Open Science Research Excellence
%0 Journal Article
%A Abu S.M. Junaid and  Wei Wang and  Christopher Street and  Moshfiqur Rahman and  Matt Gersbach and  Sarah Zhou and William McCaffrey and  Steven M. Kuznicki
%D 2010 
%J  International Journal of Chemical, Molecular, Nuclear, Materials and Metallurgical Engineering
%B World Academy of Science, Engineering and Technology
%I International Science Index 45, 2010
%T Viscosity Reduction and Upgrading of Athabasca Oilsands Bitumen by Natural Zeolite Cracking
%V 45
%X Oilsands bitumen is an extremely important source of
energy for North America. However, due to the presence of large
molecules such as asphaltenes, the density and viscosity of the
bitumen recovered from these sands are much higher than those of
conventional crude oil. As a result the extracted bitumen has to be
diluted with expensive solvents, or thermochemically upgraded in
large, capital-intensive conventional upgrading facilities prior to
pipeline transport. This study demonstrates that globally abundant
natural zeolites such as clinoptilolite from Saint Clouds, New Mexico
and Ca-chabazite from Bowie, Arizona can be used as very effective
reagents for cracking and visbreaking of oilsands bitumen. Natural
zeolite cracked oilsands bitumen products are highly recoverable (up
to ~ 83%) using light hydrocarbons such as pentane, which indicates
substantial conversion of heavier fractions to lighter components.
The resultant liquid products are much less viscous, and have lighter
product distribution compared to those produced from pure thermal

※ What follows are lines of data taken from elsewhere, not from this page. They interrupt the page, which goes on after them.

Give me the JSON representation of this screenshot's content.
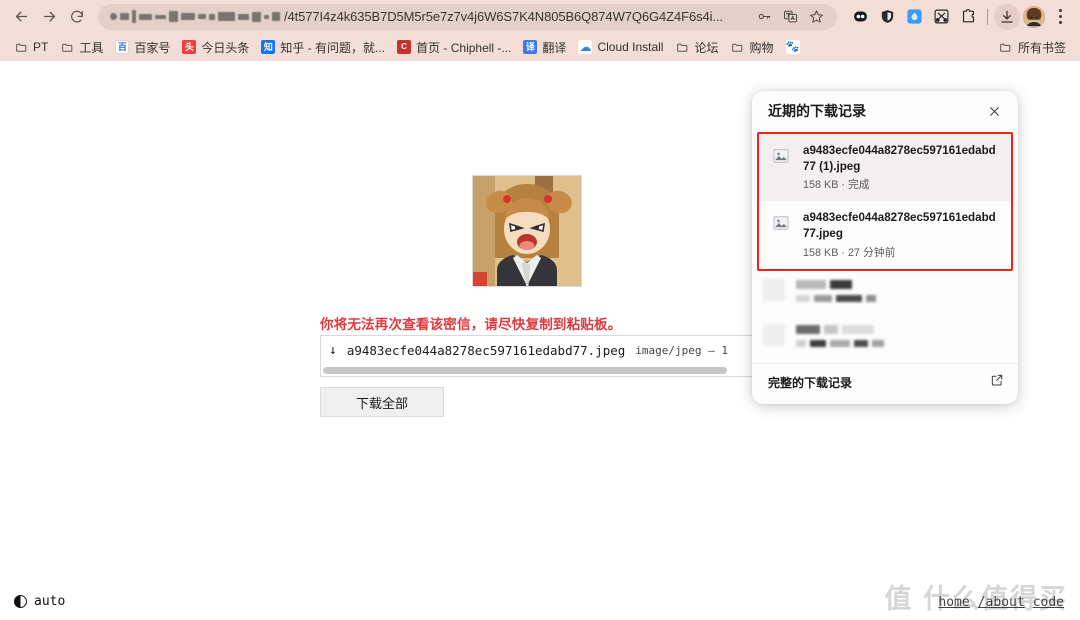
{
  "browser": {
    "nav": {
      "back": "back-arrow",
      "forward": "forward-arrow",
      "reload": "reload-icon"
    },
    "omnibox": {
      "url_visible_text": "/4t577I4z4k635B7D5M5r5e7z7v4j6W6S7K4N805B6Q874W7Q6G4Z4F6s4i...",
      "key_icon": "key-icon",
      "translate_icon": "translate-icon",
      "bookmark_star_icon": "star-icon"
    },
    "extensions": [
      {
        "name": "extension-bitwarden",
        "glyph": "bitwarden-icon"
      },
      {
        "name": "extension-shield",
        "glyph": "shield-icon"
      },
      {
        "name": "extension-blue",
        "glyph": "blue-drop-icon"
      },
      {
        "name": "extension-scissors",
        "glyph": "scissors-icon"
      },
      {
        "name": "extension-puzzle",
        "glyph": "puzzle-icon"
      }
    ],
    "download_button": "download-icon",
    "profile_avatar": "user-avatar",
    "menu": "three-dot-menu"
  },
  "bookmarks": {
    "items": [
      {
        "label": "PT",
        "icon": "folder",
        "color": "#5a514e",
        "text": ""
      },
      {
        "label": "工具",
        "icon": "folder",
        "color": "#5a514e",
        "text": ""
      },
      {
        "label": "百家号",
        "icon": "site",
        "color": "#ffffff",
        "text": "百",
        "fg": "#2f6fe0"
      },
      {
        "label": "今日头条",
        "icon": "site",
        "color": "#ef3e3e",
        "text": "头",
        "fg": "#ffffff"
      },
      {
        "label": "知乎 - 有问题，就...",
        "icon": "site",
        "color": "#1772f6",
        "text": "知",
        "fg": "#ffffff"
      },
      {
        "label": "首页 - Chiphell -...",
        "icon": "site",
        "color": "#c8312e",
        "text": "C",
        "fg": "#ffffff"
      },
      {
        "label": "翻译",
        "icon": "site",
        "color": "#3c7ae4",
        "text": "译",
        "fg": "#ffffff"
      },
      {
        "label": "Cloud Install",
        "icon": "site",
        "color": "#ffffff",
        "text": "☁",
        "fg": "#2e86de"
      },
      {
        "label": "论坛",
        "icon": "folder",
        "color": "#5a514e",
        "text": ""
      },
      {
        "label": "购物",
        "icon": "folder",
        "color": "#5a514e",
        "text": ""
      },
      {
        "label": "",
        "icon": "site",
        "color": "#ffffff",
        "text": "🐾",
        "fg": "#2b5fd9"
      }
    ],
    "all_bookmarks_label": "所有书签",
    "all_bookmarks_icon": "folder-icon"
  },
  "page": {
    "thumbnail_alt": "anime-character-thumbnail",
    "warning": "你将无法再次查看该密信，请尽快复制到粘贴板。",
    "file_row": {
      "arrow": "↓",
      "name": "a9483ecfe044a8278ec597161edabd77.jpeg",
      "meta": "image/jpeg — 1"
    },
    "download_all_label": "下载全部",
    "footer": {
      "theme_label": "auto",
      "theme_icon": "half-circle-icon",
      "links": [
        "home",
        "/about",
        "code"
      ],
      "watermark": "值 什么值得买"
    }
  },
  "downloads_popup": {
    "title": "近期的下载记录",
    "close_icon": "close-icon",
    "highlight_color": "#ff1d16",
    "items": [
      {
        "name": "a9483ecfe044a8278ec597161edabd77 (1).jpeg",
        "sub": "158 KB · 完成",
        "selected": true,
        "icon": "image-file-icon"
      },
      {
        "name": "a9483ecfe044a8278ec597161edabd77.jpeg",
        "sub": "158 KB · 27 分钟前",
        "selected": false,
        "icon": "image-file-icon"
      }
    ],
    "footer_label": "完整的下载记录",
    "footer_icon": "open-external-icon"
  }
}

treatment. These natural minerals impart similar effect on industrially
extracted Athabasca bitumen.
%P 609 - 614